The expected output is the full set of entries, printed exactly, without pictures.

INFORMATION PROVIDED
•••

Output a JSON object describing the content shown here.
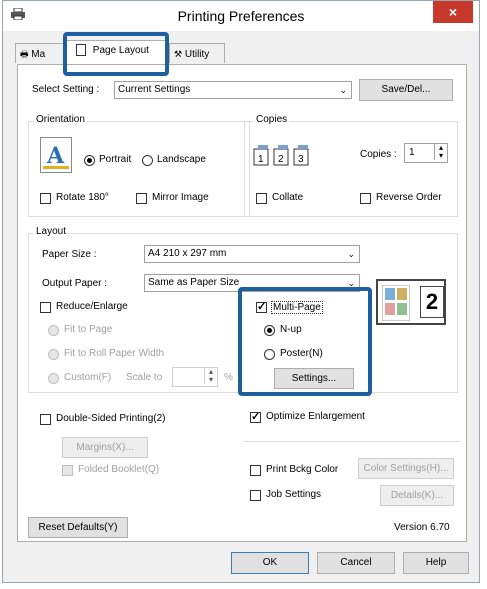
{
  "window": {
    "title": "Printing Preferences",
    "close": "×"
  },
  "tabs": [
    {
      "label": "Ma"
    },
    {
      "label": "Page Layout"
    },
    {
      "label": "Utility"
    }
  ],
  "select_setting": {
    "label": "Select Setting :",
    "value": "Current Settings",
    "save_button": "Save/Del..."
  },
  "orientation": {
    "title": "Orientation",
    "portrait": "Portrait",
    "landscape": "Landscape",
    "rotate180": "Rotate 180°",
    "mirror": "Mirror Image",
    "selected": "Portrait"
  },
  "copies": {
    "title": "Copies",
    "label": "Copies :",
    "value": "1",
    "collate": "Collate",
    "reverse": "Reverse Order"
  },
  "layout": {
    "title": "Layout",
    "paper_size_label": "Paper Size :",
    "paper_size_value": "A4 210 x 297 mm",
    "output_paper_label": "Output Paper :",
    "output_paper_value": "Same as Paper Size",
    "reduce_enlarge": "Reduce/Enlarge",
    "fit_to_page": "Fit to Page",
    "fit_to_roll": "Fit to Roll Paper Width",
    "custom": "Custom(F)",
    "scale_to": "Scale to",
    "percent": "%",
    "multipage": "Multi-Page",
    "nup": "N-up",
    "poster": "Poster(N)",
    "settings_button": "Settings...",
    "preview_number": "2"
  },
  "double_sided": {
    "label": "Double-Sided Printing(2)",
    "margins_button": "Margins(X)...",
    "folded_booklet": "Folded Booklet(Q)"
  },
  "optimize": "Optimize Enlargement",
  "print_bkg": "Print Bckg Color",
  "color_settings_button": "Color Settings(H)...",
  "job_settings": "Job Settings",
  "details_button": "Details(K)...",
  "reset_button": "Reset Defaults(Y)",
  "version": "Version 6.70",
  "footer": {
    "ok": "OK",
    "cancel": "Cancel",
    "help": "Help"
  },
  "colors": {
    "highlight": "#1f5fa0",
    "close": "#c7392b"
  }
}
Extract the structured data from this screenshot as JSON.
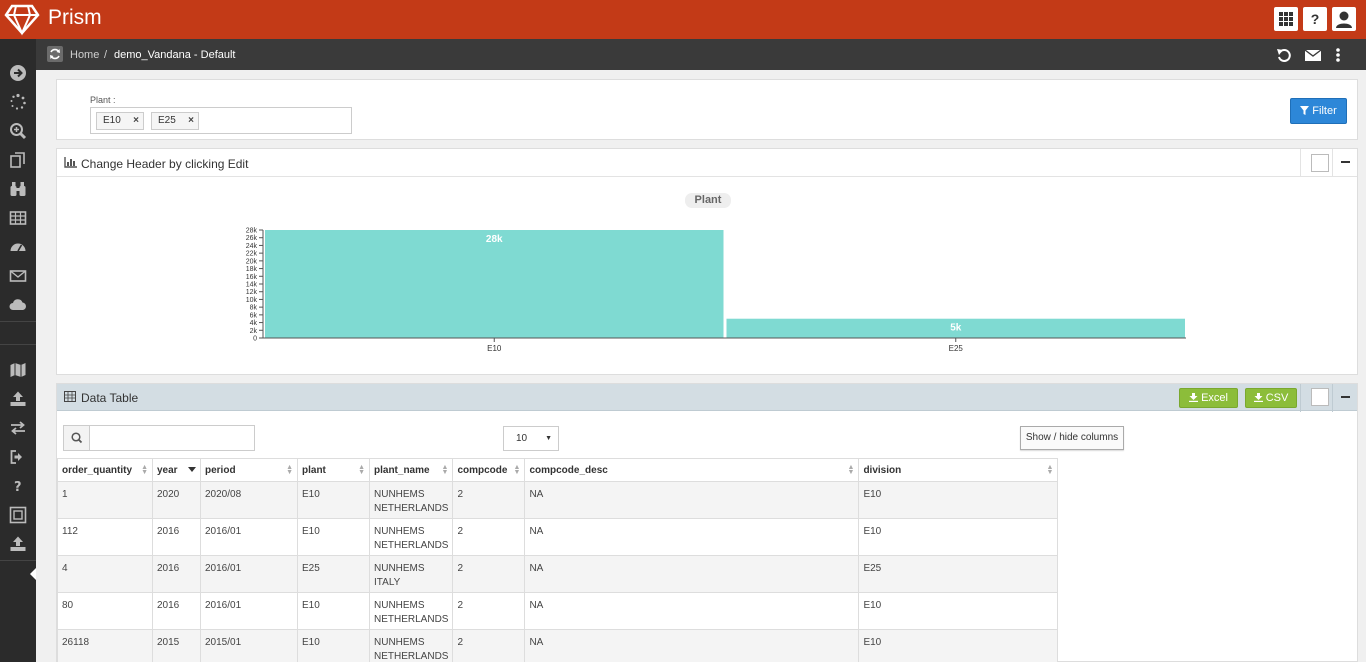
{
  "app": {
    "title": "Prism"
  },
  "breadcrumb": {
    "home": "Home",
    "separator": "/",
    "page": "demo_Vandana - Default"
  },
  "filter": {
    "label": "Plant :",
    "tags": [
      "E10",
      "E25"
    ],
    "remove_glyph": "×",
    "button_label": "Filter"
  },
  "chart_panel": {
    "title": "Change Header by clicking Edit"
  },
  "chart_data": {
    "type": "bar",
    "categories": [
      "E10",
      "E25"
    ],
    "values": [
      28000,
      5000
    ],
    "data_labels": [
      "28k",
      "5k"
    ],
    "legend": [
      "Plant"
    ],
    "legend_placement": "top-center",
    "ylim": [
      0,
      28000
    ],
    "y_ticks": [
      "0",
      "2k",
      "4k",
      "6k",
      "8k",
      "10k",
      "12k",
      "14k",
      "16k",
      "18k",
      "20k",
      "22k",
      "24k",
      "26k",
      "28k"
    ],
    "bar_color": "#7fdad2",
    "grid": false
  },
  "table_panel": {
    "title": "Data Table",
    "excel_label": "Excel",
    "csv_label": "CSV",
    "search_placeholder": "",
    "page_length": "10",
    "colvis_label": "Show / hide columns"
  },
  "table": {
    "columns": [
      "order_quantity",
      "year",
      "period",
      "plant",
      "plant_name",
      "compcode",
      "compcode_desc",
      "division"
    ],
    "rows": [
      [
        "1",
        "2020",
        "2020/08",
        "E10",
        "NUNHEMS NETHERLANDS",
        "2",
        "NA",
        "E10"
      ],
      [
        "112",
        "2016",
        "2016/01",
        "E10",
        "NUNHEMS NETHERLANDS",
        "2",
        "NA",
        "E10"
      ],
      [
        "4",
        "2016",
        "2016/01",
        "E25",
        "NUNHEMS ITALY",
        "2",
        "NA",
        "E25"
      ],
      [
        "80",
        "2016",
        "2016/01",
        "E10",
        "NUNHEMS NETHERLANDS",
        "2",
        "NA",
        "E10"
      ],
      [
        "26118",
        "2015",
        "2015/01",
        "E10",
        "NUNHEMS NETHERLANDS",
        "2",
        "NA",
        "E10"
      ]
    ]
  },
  "colors": {
    "topbar": "#c33a17",
    "crumbbar": "#3a3a3a",
    "sidebar": "#2b2b2b",
    "primary": "#2d87d8",
    "success": "#8cbd3a"
  }
}
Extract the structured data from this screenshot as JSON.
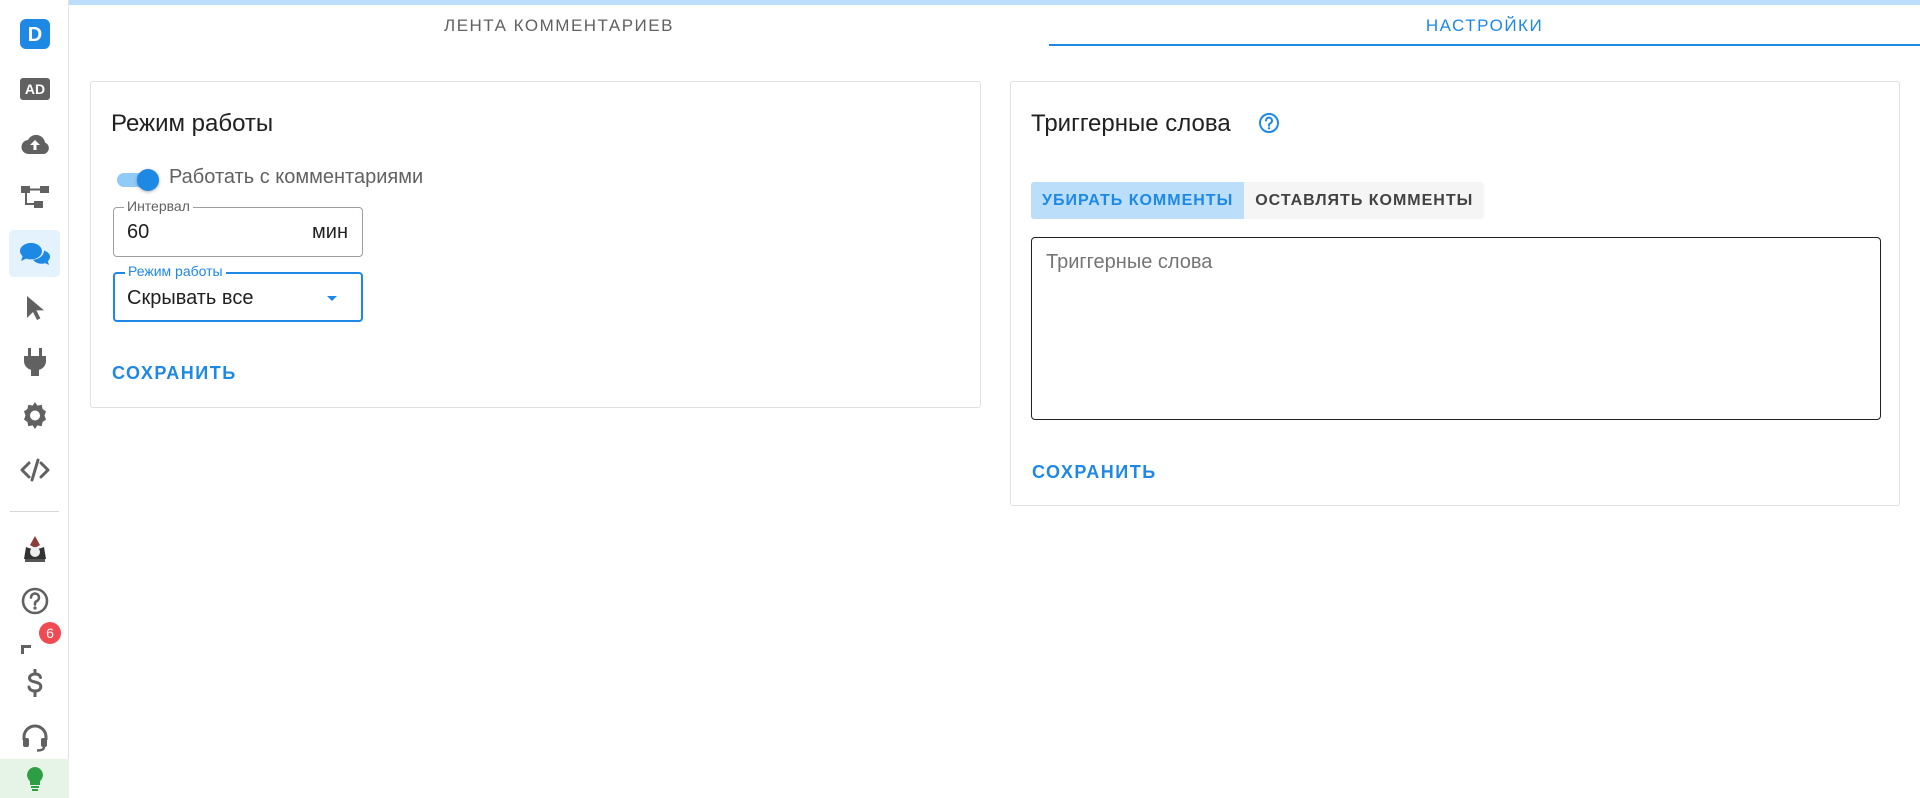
{
  "sidebar": {
    "items": [
      {
        "name": "logo-icon",
        "icon": "D"
      },
      {
        "name": "ad-icon",
        "icon": "AD"
      },
      {
        "name": "cloud-upload-icon"
      },
      {
        "name": "sitemap-icon"
      },
      {
        "name": "comments-icon",
        "active": true
      },
      {
        "name": "cursor-icon"
      },
      {
        "name": "plug-icon"
      },
      {
        "name": "gear-icon"
      },
      {
        "name": "code-icon"
      },
      {
        "name": "avatar"
      },
      {
        "name": "help-circle-icon"
      },
      {
        "name": "notifications-icon",
        "badge": "6"
      },
      {
        "name": "dollar-icon"
      },
      {
        "name": "headset-icon"
      },
      {
        "name": "lightbulb-icon"
      }
    ],
    "badge_count": "6",
    "logo_letter": "D",
    "ad_label": "AD"
  },
  "tabs": [
    {
      "label": "Лента комментариев",
      "active": false
    },
    {
      "label": "Настройки",
      "active": true
    }
  ],
  "work_mode": {
    "title": "Режим работы",
    "switch_label": "Работать с комментариями",
    "switch_on": true,
    "interval_label": "Интервал",
    "interval_value": "60",
    "interval_suffix": "мин",
    "mode_label": "Режим работы",
    "mode_value": "Скрывать все",
    "save_label": "Сохранить"
  },
  "trigger_words": {
    "title": "Триггерные слова",
    "toggle_options": [
      "Убирать комменты",
      "Оставлять комменты"
    ],
    "toggle_active": 0,
    "textarea_placeholder": "Триггерные слова",
    "save_label": "Сохранить"
  },
  "colors": {
    "accent": "#1e88e5",
    "accent_light": "#bbdefb",
    "badge": "#f04a52",
    "icon_gray": "#616161"
  }
}
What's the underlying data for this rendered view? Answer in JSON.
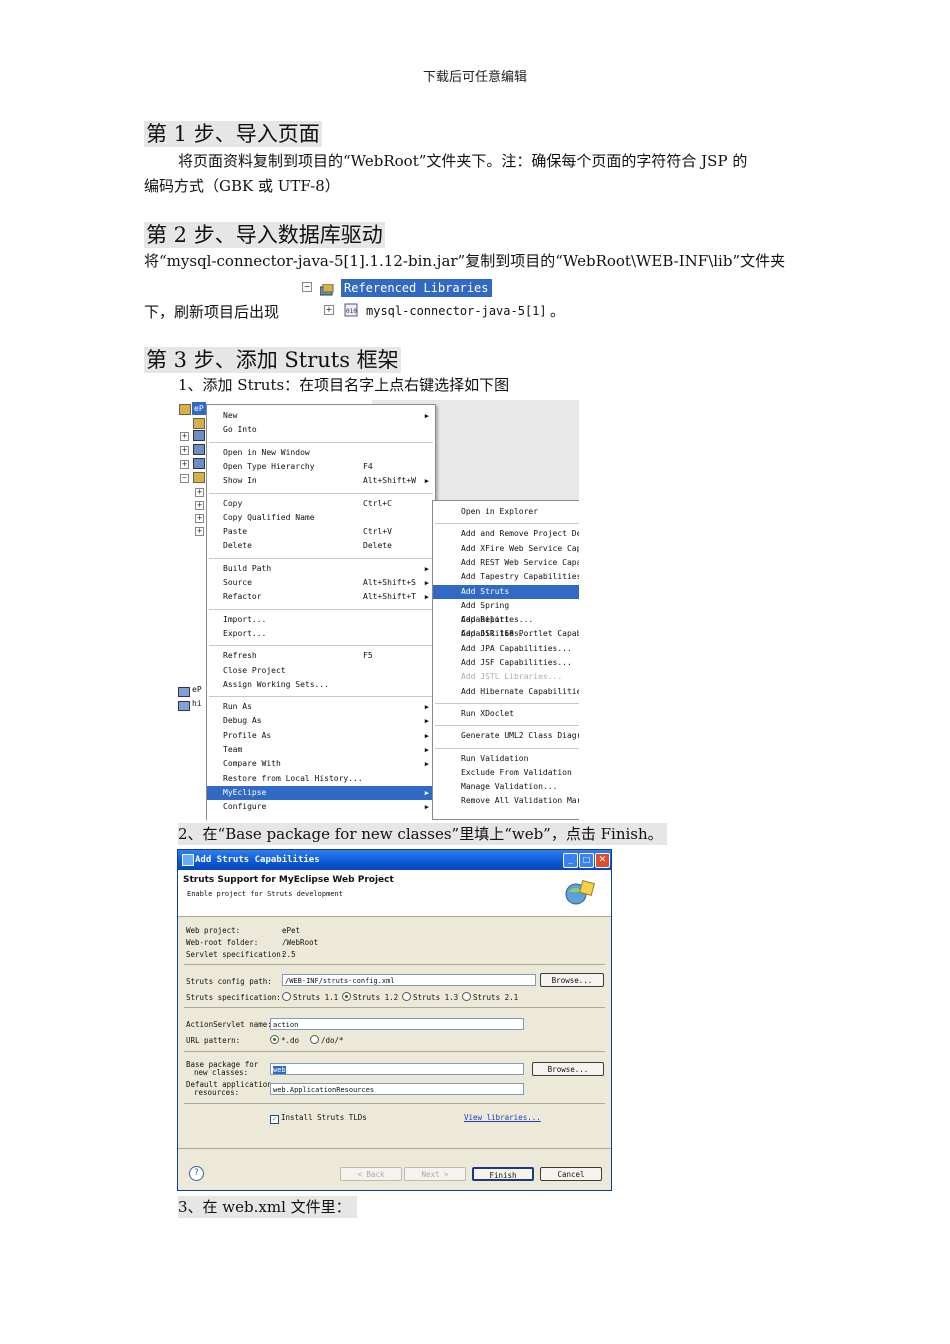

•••

RESPONSE
Output a JSON object describing the content shown here.
{
  "window": {
    "title": "Printing Preferences",
    "close": "×"
  },
  "tabs": [
    {
      "label": "Ma"
    },
    {
      "label": "Page Layout"
    },
    {
      "label": "Utility"
    }
  ],
  "select_setting": {
    "label": "Select Setting :",
    "value": "Current Settings",
    "save_button": "Save/Del..."
  },
  "orientation": {
    "title": "Orientation",
    "portrait": "Portrait",
    "landscape": "Landscape",
    "rotate180": "Rotate 180°",
    "mirror": "Mirror Image",
    "selected": "Portrait"
  },
  "copies": {
    "title": "Copies",
    "label": "Copies :",
    "value": "1",
    "collate": "Collate",
    "reverse": "Reverse Order"
  },
  "layout": {
    "title": "Layout",
    "paper_size_label": "Paper Size :",
    "paper_size_value": "A4 210 x 297 mm",
    "output_paper_label": "Output Paper :",
    "output_paper_value": "Same as Paper Size",
    "reduce_enlarge": "Reduce/Enlarge",
    "fit_to_page": "Fit to Page",
    "fit_to_roll": "Fit to Roll Paper Width",
    "custom": "Custom(F)",
    "scale_to": "Scale to",
    "percent": "%",
    "multipage": "Multi-Page",
    "nup": "N-up",
    "poster": "Poster(N)",
    "settings_button": "Settings...",
    "preview_number": "2"
  },
  "double_sided": {
    "label": "Double-Sided Printing(2)",
    "margins_button": "Margins(X)...",
    "folded_booklet": "Folded Booklet(Q)"
  },
  "optimize": "Optimize Enlargement",
  "print_bkg": "Print Bckg Color",
  "color_settings_button": "Color Settings(H)...",
  "job_settings": "Job Settings",
  "details_button": "Details(K)...",
  "reset_button": "Reset Defaults(Y)",
  "version": "Version 6.70",
  "footer": {
    "ok": "OK",
    "cancel": "Cancel",
    "help": "Help"
  },
  "colors": {
    "highlight": "#1f5fa0",
    "close": "#c7392b"
  }
}
Extract the structured data from this screenshot as JSON.
{
  "app": {
    "title": "Prism"
  },
  "breadcrumb": {
    "home": "Home",
    "separator": "/",
    "page": "demo_Vandana - Default"
  },
  "filter": {
    "label": "Plant :",
    "tags": [
      "E10",
      "E25"
    ],
    "remove_glyph": "×",
    "button_label": "Filter"
  },
  "chart_panel": {
    "title": "Change Header by clicking Edit"
  },
  "chart_data": {
    "type": "bar",
    "categories": [
      "E10",
      "E25"
    ],
    "values": [
      28000,
      5000
    ],
    "data_labels": [
      "28k",
      "5k"
    ],
    "legend": [
      "Plant"
    ],
    "legend_placement": "top-center",
    "ylim": [
      0,
      28000
    ],
    "y_ticks": [
      "0",
      "2k",
      "4k",
      "6k",
      "8k",
      "10k",
      "12k",
      "14k",
      "16k",
      "18k",
      "20k",
      "22k",
      "24k",
      "26k",
      "28k"
    ],
    "bar_color": "#7fdad2",
    "grid": false
  },
  "table_panel": {
    "title": "Data Table",
    "excel_label": "Excel",
    "csv_label": "CSV",
    "search_placeholder": "",
    "page_length": "10",
    "colvis_label": "Show / hide columns"
  },
  "table": {
    "columns": [
      "order_quantity",
      "year",
      "period",
      "plant",
      "plant_name",
      "compcode",
      "compcode_desc",
      "division"
    ],
    "rows": [
      [
        "1",
        "2020",
        "2020/08",
        "E10",
        "NUNHEMS NETHERLANDS",
        "2",
        "NA",
        "E10"
      ],
      [
        "112",
        "2016",
        "2016/01",
        "E10",
        "NUNHEMS NETHERLANDS",
        "2",
        "NA",
        "E10"
      ],
      [
        "4",
        "2016",
        "2016/01",
        "E25",
        "NUNHEMS ITALY",
        "2",
        "NA",
        "E25"
      ],
      [
        "80",
        "2016",
        "2016/01",
        "E10",
        "NUNHEMS NETHERLANDS",
        "2",
        "NA",
        "E10"
      ],
      [
        "26118",
        "2015",
        "2015/01",
        "E10",
        "NUNHEMS NETHERLANDS",
        "2",
        "NA",
        "E10"
      ]
    ]
  },
  "colors": {
    "topbar": "#c33a17",
    "crumbbar": "#3a3a3a",
    "sidebar": "#2b2b2b",
    "primary": "#2d87d8",
    "success": "#8cbd3a"
  }
}
Extract the structured data from this screenshot as JSON.
{
  "sidebar": {
    "items": [
      {
        "name": "logo-icon",
        "icon": "D"
      },
      {
        "name": "ad-icon",
        "icon": "AD"
      },
      {
        "name": "cloud-upload-icon"
      },
      {
        "name": "sitemap-icon"
      },
      {
        "name": "comments-icon",
        "active": true
      },
      {
        "name": "cursor-icon"
      },
      {
        "name": "plug-icon"
      },
      {
        "name": "gear-icon"
      },
      {
        "name": "code-icon"
      },
      {
        "name": "avatar"
      },
      {
        "name": "help-circle-icon"
      },
      {
        "name": "notifications-icon",
        "badge": "6"
      },
      {
        "name": "dollar-icon"
      },
      {
        "name": "headset-icon"
      },
      {
        "name": "lightbulb-icon"
      }
    ],
    "badge_count": "6",
    "logo_letter": "D",
    "ad_label": "AD"
  },
  "tabs": [
    {
      "label": "Лента комментариев",
      "active": false
    },
    {
      "label": "Настройки",
      "active": true
    }
  ],
  "work_mode": {
    "title": "Режим работы",
    "switch_label": "Работать с комментариями",
    "switch_on": true,
    "interval_label": "Интервал",
    "interval_value": "60",
    "interval_suffix": "мин",
    "mode_label": "Режим работы",
    "mode_value": "Скрывать все",
    "save_label": "Сохранить"
  },
  "trigger_words": {
    "title": "Триггерные слова",
    "toggle_options": [
      "Убирать комменты",
      "Оставлять комменты"
    ],
    "toggle_active": 0,
    "textarea_placeholder": "Триггерные слова",
    "save_label": "Сохранить"
  },
  "colors": {
    "accent": "#1e88e5",
    "accent_light": "#bbdefb",
    "badge": "#f04a52",
    "icon_gray": "#616161"
  }
}
What's the underlying data for this rendered view? Answer in JSON.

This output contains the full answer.